Economist Omu Kakujaha-Matundu has warned that an increase in rates and taxes will place a heavy burden on Windhoek residents.
The senior University of Namibia lecturer stressed that during the prevailing times of Covid-19, the city should rather consider cutting its own costs before thinking of hiking
“Hiking rates may not be productive as it could only lead to higher default rates and lower revenue for the city. Consumers are now placed under a power press, and will be squeezed more and more,” he reasoned.
Kakujaha-Matundu said many families are struggling to support those who lost their jobs due to the Covid-19 pandemic, and this added burden of proposed increased tariffs would send many families hungry to bed. The future will thus be a painful one, he added.
The chairperson of the city’s management committee Fillemon Hambuda stated during a recent budget presentation that the council is not generating enough revenue from tariffs to cover its operating and capital expenses.
He said for the 2021/2022 financial year, the majority of tariffs have not been increased.
The city, however, anticipates increasing some tariffs.
The electricity tariffs will be amended once the regulator, the Electricity Control Board (ECB), pronounces itself on the operating and reporting manual to be submitted.
“For the budget, a 5% tariff increase for electricity was applied for. The water tariff adjustments are still under consideration, and will be adjusted pending communication from NamWater. And for sewerage, no tariff increase was proposed,” he outlined.
Hambuda added that on the refuse removals and solid waste charges, a 5% tariff increase was proposed while for property rates, no tariff increase was suggested. For bus services, increases of 7% and 6% for smartcard fares and cash fares were proposed, respectively.
Furthermore, the chairperson said the current strategic plan will come to an end in 2022, and the municipal council will start with the drafting of the new strategic and transformation plan in 2021. This will speak to residents’ needs, especially those in the informal settlements, but also focusing on financial sustainability.
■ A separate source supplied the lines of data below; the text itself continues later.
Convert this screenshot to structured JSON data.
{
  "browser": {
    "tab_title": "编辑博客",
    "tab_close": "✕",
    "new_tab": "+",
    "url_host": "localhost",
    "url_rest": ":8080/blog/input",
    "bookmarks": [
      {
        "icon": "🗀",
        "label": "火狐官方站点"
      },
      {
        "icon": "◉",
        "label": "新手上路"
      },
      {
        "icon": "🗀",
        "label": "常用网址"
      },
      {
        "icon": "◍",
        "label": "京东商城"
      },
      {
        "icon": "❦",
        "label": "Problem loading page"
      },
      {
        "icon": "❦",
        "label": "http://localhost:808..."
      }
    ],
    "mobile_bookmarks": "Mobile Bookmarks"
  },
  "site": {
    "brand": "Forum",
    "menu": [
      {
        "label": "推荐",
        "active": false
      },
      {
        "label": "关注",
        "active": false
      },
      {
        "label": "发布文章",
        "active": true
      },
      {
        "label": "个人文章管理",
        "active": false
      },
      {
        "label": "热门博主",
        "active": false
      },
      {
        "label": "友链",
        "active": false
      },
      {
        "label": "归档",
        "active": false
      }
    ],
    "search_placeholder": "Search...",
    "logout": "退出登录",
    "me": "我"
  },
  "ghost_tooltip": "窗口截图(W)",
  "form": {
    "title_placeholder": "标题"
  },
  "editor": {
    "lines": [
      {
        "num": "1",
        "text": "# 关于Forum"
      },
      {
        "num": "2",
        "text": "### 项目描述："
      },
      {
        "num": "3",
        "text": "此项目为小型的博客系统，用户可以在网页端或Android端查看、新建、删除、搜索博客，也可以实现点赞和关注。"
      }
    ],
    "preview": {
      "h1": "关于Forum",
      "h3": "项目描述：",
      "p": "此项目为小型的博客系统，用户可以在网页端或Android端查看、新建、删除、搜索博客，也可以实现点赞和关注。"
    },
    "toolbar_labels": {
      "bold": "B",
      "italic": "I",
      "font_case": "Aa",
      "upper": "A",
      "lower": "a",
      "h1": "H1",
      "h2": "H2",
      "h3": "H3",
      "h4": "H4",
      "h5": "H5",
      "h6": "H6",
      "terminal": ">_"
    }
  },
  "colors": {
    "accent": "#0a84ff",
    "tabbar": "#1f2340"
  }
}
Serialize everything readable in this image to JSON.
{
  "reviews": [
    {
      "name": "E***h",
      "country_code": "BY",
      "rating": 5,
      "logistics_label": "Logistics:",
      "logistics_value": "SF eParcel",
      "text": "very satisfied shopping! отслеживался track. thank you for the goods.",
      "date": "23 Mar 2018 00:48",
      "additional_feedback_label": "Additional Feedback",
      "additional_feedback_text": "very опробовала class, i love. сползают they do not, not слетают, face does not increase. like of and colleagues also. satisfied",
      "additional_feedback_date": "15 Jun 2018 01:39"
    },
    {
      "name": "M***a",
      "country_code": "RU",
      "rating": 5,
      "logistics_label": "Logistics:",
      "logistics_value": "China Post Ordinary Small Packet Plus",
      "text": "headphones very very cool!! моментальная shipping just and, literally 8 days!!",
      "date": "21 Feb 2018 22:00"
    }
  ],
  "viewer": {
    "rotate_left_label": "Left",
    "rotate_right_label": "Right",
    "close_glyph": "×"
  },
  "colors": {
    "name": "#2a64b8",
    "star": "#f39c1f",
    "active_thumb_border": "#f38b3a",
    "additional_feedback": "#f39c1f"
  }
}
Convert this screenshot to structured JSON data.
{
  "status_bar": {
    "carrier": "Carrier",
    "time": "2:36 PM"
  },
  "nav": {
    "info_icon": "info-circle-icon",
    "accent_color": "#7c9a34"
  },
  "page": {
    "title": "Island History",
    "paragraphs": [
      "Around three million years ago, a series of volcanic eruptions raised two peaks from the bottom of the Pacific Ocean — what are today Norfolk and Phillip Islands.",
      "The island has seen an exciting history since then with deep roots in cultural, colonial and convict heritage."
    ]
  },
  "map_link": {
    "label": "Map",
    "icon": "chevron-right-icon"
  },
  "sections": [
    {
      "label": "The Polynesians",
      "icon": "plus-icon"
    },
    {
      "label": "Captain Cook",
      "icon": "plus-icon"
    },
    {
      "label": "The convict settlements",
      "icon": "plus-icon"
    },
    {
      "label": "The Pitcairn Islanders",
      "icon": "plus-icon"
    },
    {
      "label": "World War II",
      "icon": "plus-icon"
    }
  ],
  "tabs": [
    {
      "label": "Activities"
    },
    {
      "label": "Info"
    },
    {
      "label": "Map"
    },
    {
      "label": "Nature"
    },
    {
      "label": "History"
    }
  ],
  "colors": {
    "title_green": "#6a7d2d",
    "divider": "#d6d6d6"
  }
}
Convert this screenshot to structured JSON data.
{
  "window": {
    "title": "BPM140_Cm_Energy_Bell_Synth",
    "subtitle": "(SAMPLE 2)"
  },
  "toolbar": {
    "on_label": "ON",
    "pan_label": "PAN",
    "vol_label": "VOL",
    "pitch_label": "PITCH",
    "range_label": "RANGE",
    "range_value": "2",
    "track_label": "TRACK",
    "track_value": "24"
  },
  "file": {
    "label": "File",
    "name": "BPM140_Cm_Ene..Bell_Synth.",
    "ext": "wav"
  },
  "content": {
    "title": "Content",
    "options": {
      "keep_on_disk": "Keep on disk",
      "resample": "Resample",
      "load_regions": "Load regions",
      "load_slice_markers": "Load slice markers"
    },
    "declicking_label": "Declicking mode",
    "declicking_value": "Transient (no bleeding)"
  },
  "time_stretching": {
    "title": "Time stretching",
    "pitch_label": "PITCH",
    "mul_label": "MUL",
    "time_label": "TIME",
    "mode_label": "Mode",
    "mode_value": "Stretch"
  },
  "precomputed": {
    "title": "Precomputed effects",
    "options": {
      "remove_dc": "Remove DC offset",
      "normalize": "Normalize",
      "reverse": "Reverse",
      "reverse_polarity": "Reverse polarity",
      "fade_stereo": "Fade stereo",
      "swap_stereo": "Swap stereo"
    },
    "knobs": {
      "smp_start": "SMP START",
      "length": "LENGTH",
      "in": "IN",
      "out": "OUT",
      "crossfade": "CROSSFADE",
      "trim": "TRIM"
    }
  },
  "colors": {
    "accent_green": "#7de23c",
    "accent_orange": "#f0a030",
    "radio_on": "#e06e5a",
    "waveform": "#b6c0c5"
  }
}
The total budget of the council amounts to N$4.9 billion for the 2021/2022 financial year. Of that amount, N$507 million is for capital projects and N$4.4 billion is for operating expenditure, including the maintenance of existing infrastructure.